Action item: Without the images, write out all of the following entries exactly.

(Supplied records begins)

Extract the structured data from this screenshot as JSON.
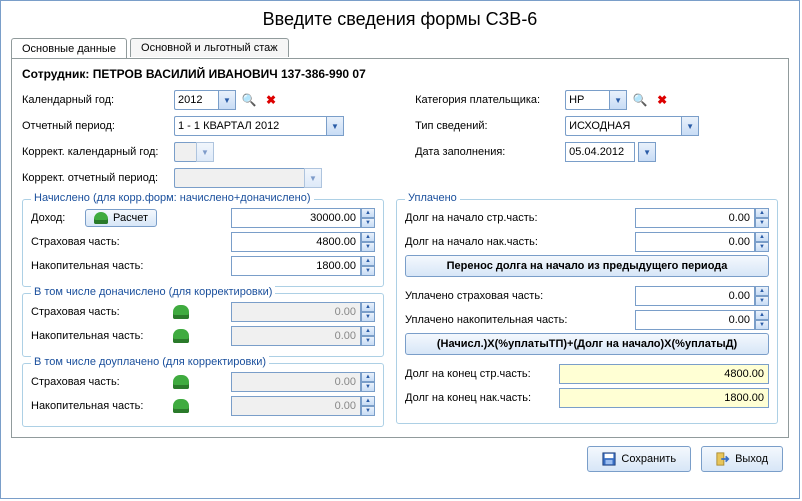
{
  "title": "Введите сведения формы СЗВ-6",
  "tabs": {
    "main": "Основные данные",
    "stazh": "Основной и льготный стаж"
  },
  "employee_label": "Сотрудник:",
  "employee_value": "ПЕТРОВ ВАСИЛИЙ ИВАНОВИЧ 137-386-990 07",
  "upper": {
    "year_label": "Календарный год:",
    "year_value": "2012",
    "period_label": "Отчетный период:",
    "period_value": "1 - 1 КВАРТАЛ 2012",
    "korr_year_label": "Коррект. календарный год:",
    "korr_year_value": "",
    "korr_period_label": "Коррект. отчетный период:",
    "korr_period_value": "",
    "cat_label": "Категория плательщика:",
    "cat_value": "НР",
    "type_label": "Тип сведений:",
    "type_value": "ИСХОДНАЯ",
    "date_label": "Дата заполнения:",
    "date_value": "05.04.2012"
  },
  "nachisleno": {
    "legend": "Начислено (для корр.форм: начислено+доначислено)",
    "dohod_label": "Доход:",
    "calc_label": "Расчет",
    "dohod_value": "30000.00",
    "strah_label": "Страховая часть:",
    "strah_value": "4800.00",
    "nak_label": "Накопительная часть:",
    "nak_value": "1800.00"
  },
  "donachisleno": {
    "legend": "В том числе доначислено (для корректировки)",
    "strah_label": "Страховая часть:",
    "strah_value": "0.00",
    "nak_label": "Накопительная часть:",
    "nak_value": "0.00"
  },
  "douplacheno": {
    "legend": "В том числе доуплачено (для корректировки)",
    "strah_label": "Страховая часть:",
    "strah_value": "0.00",
    "nak_label": "Накопительная часть:",
    "nak_value": "0.00"
  },
  "uplacheno": {
    "legend": "Уплачено",
    "dolg_start_strah_label": "Долг на начало стр.часть:",
    "dolg_start_strah_value": "0.00",
    "dolg_start_nak_label": "Долг на начало нак.часть:",
    "dolg_start_nak_value": "0.00",
    "transfer_btn": "Перенос долга на начало из предыдущего периода",
    "upl_strah_label": "Уплачено страховая часть:",
    "upl_strah_value": "0.00",
    "upl_nak_label": "Уплачено накопительная часть:",
    "upl_nak_value": "0.00",
    "formula_btn": "(Начисл.)X(%уплатыТП)+(Долг на начало)X(%уплатыД)",
    "dolg_end_strah_label": "Долг на конец стр.часть:",
    "dolg_end_strah_value": "4800.00",
    "dolg_end_nak_label": "Долг на конец нак.часть:",
    "dolg_end_nak_value": "1800.00"
  },
  "buttons": {
    "save": "Сохранить",
    "exit": "Выход"
  }
}
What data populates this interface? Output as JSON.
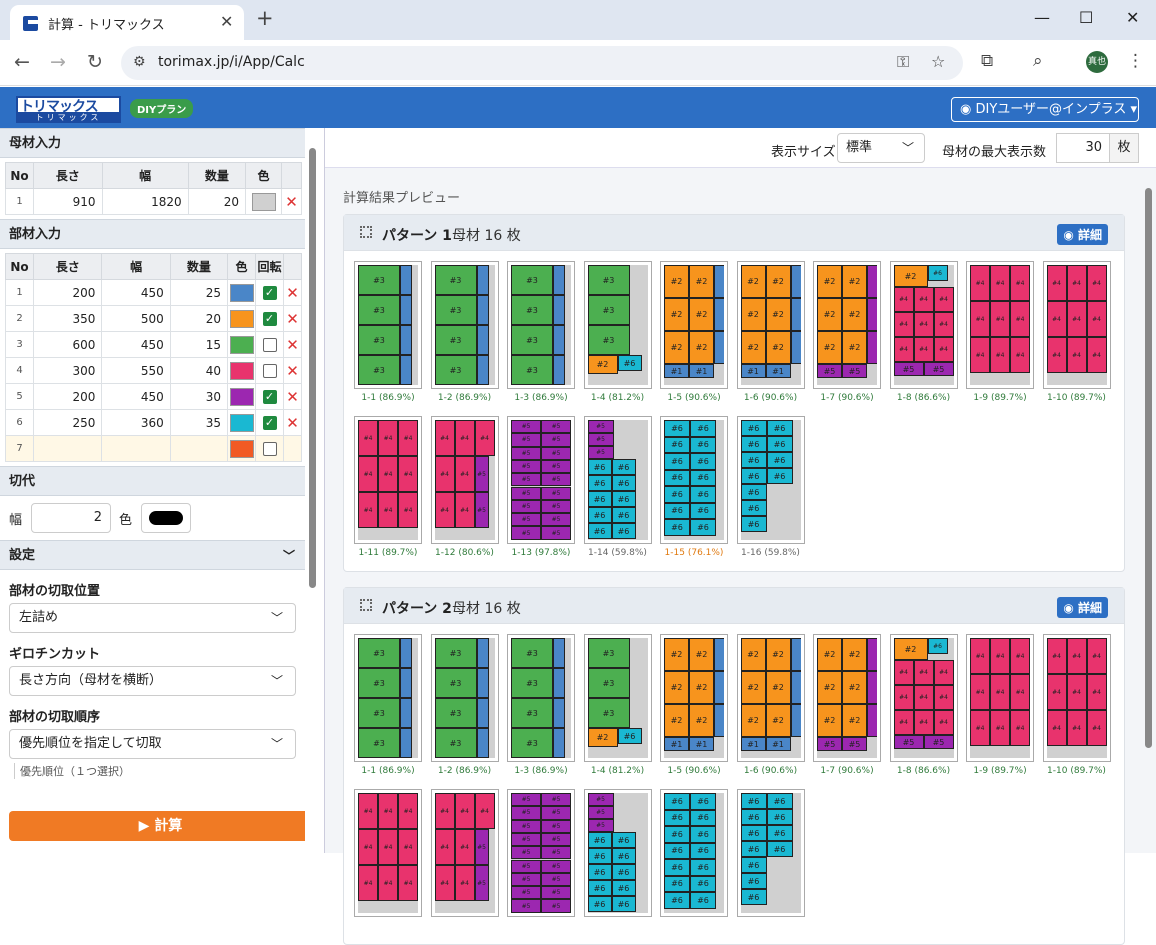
{
  "browser": {
    "tab_title": "計算 - トリマックス",
    "url": "torimax.jp/i/App/Calc",
    "profile": "真也"
  },
  "app": {
    "logo_main": "トリマックス",
    "logo_sub": "トリマックス",
    "plan_badge": "DIYプラン",
    "user_menu": "DIYユーザー@インプラス ▾"
  },
  "stock": {
    "title": "母材入力",
    "headers": [
      "No",
      "長さ",
      "幅",
      "数量",
      "色"
    ],
    "rows": [
      {
        "no": "1",
        "len": "910",
        "wid": "1820",
        "qty": "20",
        "color": "#d0d0d0"
      }
    ]
  },
  "parts": {
    "title": "部材入力",
    "headers": [
      "No",
      "長さ",
      "幅",
      "数量",
      "色",
      "回転"
    ],
    "rows": [
      {
        "no": "1",
        "len": "200",
        "wid": "450",
        "qty": "25",
        "color": "#4a86c8",
        "rot": true
      },
      {
        "no": "2",
        "len": "350",
        "wid": "500",
        "qty": "20",
        "color": "#f7941d",
        "rot": true
      },
      {
        "no": "3",
        "len": "600",
        "wid": "450",
        "qty": "15",
        "color": "#4caf50",
        "rot": false
      },
      {
        "no": "4",
        "len": "300",
        "wid": "550",
        "qty": "40",
        "color": "#e8336d",
        "rot": false
      },
      {
        "no": "5",
        "len": "200",
        "wid": "450",
        "qty": "30",
        "color": "#9c27b0",
        "rot": true
      },
      {
        "no": "6",
        "len": "250",
        "wid": "360",
        "qty": "35",
        "color": "#1ab8d2",
        "rot": true
      },
      {
        "no": "7",
        "len": "",
        "wid": "",
        "qty": "",
        "color": "#f15a24",
        "rot": false
      }
    ]
  },
  "kerf": {
    "title": "切代",
    "width_label": "幅",
    "width_value": "2",
    "color_label": "色",
    "color": "#000000"
  },
  "settings": {
    "title": "設定",
    "cut_pos_label": "部材の切取位置",
    "cut_pos_value": "左詰め",
    "guillotine_label": "ギロチンカット",
    "guillotine_value": "長さ方向（母材を横断）",
    "order_label": "部材の切取順序",
    "order_value": "優先順位を指定して切取",
    "priority_hint": "優先順位（１つ選択）"
  },
  "calc_button": "▶ 計算",
  "toolbar": {
    "size_label": "表示サイズ",
    "size_value": "標準",
    "max_label": "母材の最大表示数",
    "max_value": "30",
    "max_unit": "枚"
  },
  "preview_title": "計算結果プレビュー",
  "patterns": [
    {
      "name": "パターン 1",
      "count": "母材 16 枚",
      "detail": "詳細",
      "captions": [
        "1-1 (86.9%)",
        "1-2 (86.9%)",
        "1-3 (86.9%)",
        "1-4 (81.2%)",
        "1-5 (90.6%)",
        "1-6 (90.6%)",
        "1-7 (90.6%)",
        "1-8 (86.6%)",
        "1-9 (89.7%)",
        "1-10 (89.7%)",
        "1-11 (89.7%)",
        "1-12 (80.6%)",
        "1-13 (97.8%)",
        "1-14 (59.8%)",
        "1-15 (76.1%)",
        "1-16 (59.8%)"
      ]
    },
    {
      "name": "パターン 2",
      "count": "母材 16 枚",
      "detail": "詳細",
      "captions": [
        "1-1 (86.9%)",
        "1-2 (86.9%)",
        "1-3 (86.9%)",
        "1-4 (81.2%)",
        "1-5 (90.6%)",
        "1-6 (90.6%)",
        "1-7 (90.6%)",
        "1-8 (86.6%)",
        "1-9 (89.7%)",
        "1-10 (89.7%)"
      ]
    }
  ],
  "part_labels": {
    "p1": "#1",
    "p2": "#2",
    "p3": "#3",
    "p4": "#4",
    "p5": "#5",
    "p6": "#6"
  }
}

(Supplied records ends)

Written solution:
Extract the structured data from this screenshot as JSON.
{
  "title": "Введите сведения формы СЗВ-6",
  "tabs": {
    "main": "Основные данные",
    "stazh": "Основной и льготный стаж"
  },
  "employee_label": "Сотрудник:",
  "employee_value": "ПЕТРОВ ВАСИЛИЙ ИВАНОВИЧ 137-386-990 07",
  "upper": {
    "year_label": "Календарный год:",
    "year_value": "2012",
    "period_label": "Отчетный период:",
    "period_value": "1 - 1 КВАРТАЛ 2012",
    "korr_year_label": "Коррект. календарный год:",
    "korr_year_value": "",
    "korr_period_label": "Коррект. отчетный период:",
    "korr_period_value": "",
    "cat_label": "Категория плательщика:",
    "cat_value": "НР",
    "type_label": "Тип сведений:",
    "type_value": "ИСХОДНАЯ",
    "date_label": "Дата заполнения:",
    "date_value": "05.04.2012"
  },
  "nachisleno": {
    "legend": "Начислено (для корр.форм: начислено+доначислено)",
    "dohod_label": "Доход:",
    "calc_label": "Расчет",
    "dohod_value": "30000.00",
    "strah_label": "Страховая часть:",
    "strah_value": "4800.00",
    "nak_label": "Накопительная часть:",
    "nak_value": "1800.00"
  },
  "donachisleno": {
    "legend": "В том числе доначислено (для корректировки)",
    "strah_label": "Страховая часть:",
    "strah_value": "0.00",
    "nak_label": "Накопительная часть:",
    "nak_value": "0.00"
  },
  "douplacheno": {
    "legend": "В том числе доуплачено (для корректировки)",
    "strah_label": "Страховая часть:",
    "strah_value": "0.00",
    "nak_label": "Накопительная часть:",
    "nak_value": "0.00"
  },
  "uplacheno": {
    "legend": "Уплачено",
    "dolg_start_strah_label": "Долг на начало стр.часть:",
    "dolg_start_strah_value": "0.00",
    "dolg_start_nak_label": "Долг на начало нак.часть:",
    "dolg_start_nak_value": "0.00",
    "transfer_btn": "Перенос долга на начало из предыдущего периода",
    "upl_strah_label": "Уплачено страховая часть:",
    "upl_strah_value": "0.00",
    "upl_nak_label": "Уплачено накопительная часть:",
    "upl_nak_value": "0.00",
    "formula_btn": "(Начисл.)X(%уплатыТП)+(Долг на начало)X(%уплатыД)",
    "dolg_end_strah_label": "Долг на конец стр.часть:",
    "dolg_end_strah_value": "4800.00",
    "dolg_end_nak_label": "Долг на конец нак.часть:",
    "dolg_end_nak_value": "1800.00"
  },
  "buttons": {
    "save": "Сохранить",
    "exit": "Выход"
  }
}
What data populates this interface? Output as JSON.
{
  "browser": {
    "tab_title": "計算 - トリマックス",
    "url": "torimax.jp/i/App/Calc",
    "profile": "真也"
  },
  "app": {
    "logo_main": "トリマックス",
    "logo_sub": "トリマックス",
    "plan_badge": "DIYプラン",
    "user_menu": "DIYユーザー@インプラス ▾"
  },
  "stock": {
    "title": "母材入力",
    "headers": [
      "No",
      "長さ",
      "幅",
      "数量",
      "色"
    ],
    "rows": [
      {
        "no": "1",
        "len": "910",
        "wid": "1820",
        "qty": "20",
        "color": "#d0d0d0"
      }
    ]
  },
  "parts": {
    "title": "部材入力",
    "headers": [
      "No",
      "長さ",
      "幅",
      "数量",
      "色",
      "回転"
    ],
    "rows": [
      {
        "no": "1",
        "len": "200",
        "wid": "450",
        "qty": "25",
        "color": "#4a86c8",
        "rot": true
      },
      {
        "no": "2",
        "len": "350",
        "wid": "500",
        "qty": "20",
        "color": "#f7941d",
        "rot": true
      },
      {
        "no": "3",
        "len": "600",
        "wid": "450",
        "qty": "15",
        "color": "#4caf50",
        "rot": false
      },
      {
        "no": "4",
        "len": "300",
        "wid": "550",
        "qty": "40",
        "color": "#e8336d",
        "rot": false
      },
      {
        "no": "5",
        "len": "200",
        "wid": "450",
        "qty": "30",
        "color": "#9c27b0",
        "rot": true
      },
      {
        "no": "6",
        "len": "250",
        "wid": "360",
        "qty": "35",
        "color": "#1ab8d2",
        "rot": true
      },
      {
        "no": "7",
        "len": "",
        "wid": "",
        "qty": "",
        "color": "#f15a24",
        "rot": false
      }
    ]
  },
  "kerf": {
    "title": "切代",
    "width_label": "幅",
    "width_value": "2",
    "color_label": "色",
    "color": "#000000"
  },
  "settings": {
    "title": "設定",
    "cut_pos_label": "部材の切取位置",
    "cut_pos_value": "左詰め",
    "guillotine_label": "ギロチンカット",
    "guillotine_value": "長さ方向（母材を横断）",
    "order_label": "部材の切取順序",
    "order_value": "優先順位を指定して切取",
    "priority_hint": "優先順位（１つ選択）"
  },
  "calc_button": "▶ 計算",
  "toolbar": {
    "size_label": "表示サイズ",
    "size_value": "標準",
    "max_label": "母材の最大表示数",
    "max_value": "30",
    "max_unit": "枚"
  },
  "preview_title": "計算結果プレビュー",
  "patterns": [
    {
      "name": "パターン 1",
      "count": "母材 16 枚",
      "detail": "詳細",
      "captions": [
        "1-1 (86.9%)",
        "1-2 (86.9%)",
        "1-3 (86.9%)",
        "1-4 (81.2%)",
        "1-5 (90.6%)",
        "1-6 (90.6%)",
        "1-7 (90.6%)",
        "1-8 (86.6%)",
        "1-9 (89.7%)",
        "1-10 (89.7%)",
        "1-11 (89.7%)",
        "1-12 (80.6%)",
        "1-13 (97.8%)",
        "1-14 (59.8%)",
        "1-15 (76.1%)",
        "1-16 (59.8%)"
      ]
    },
    {
      "name": "パターン 2",
      "count": "母材 16 枚",
      "detail": "詳細",
      "captions": [
        "1-1 (86.9%)",
        "1-2 (86.9%)",
        "1-3 (86.9%)",
        "1-4 (81.2%)",
        "1-5 (90.6%)",
        "1-6 (90.6%)",
        "1-7 (90.6%)",
        "1-8 (86.6%)",
        "1-9 (89.7%)",
        "1-10 (89.7%)"
      ]
    }
  ],
  "part_labels": {
    "p1": "#1",
    "p2": "#2",
    "p3": "#3",
    "p4": "#4",
    "p5": "#5",
    "p6": "#6"
  }
}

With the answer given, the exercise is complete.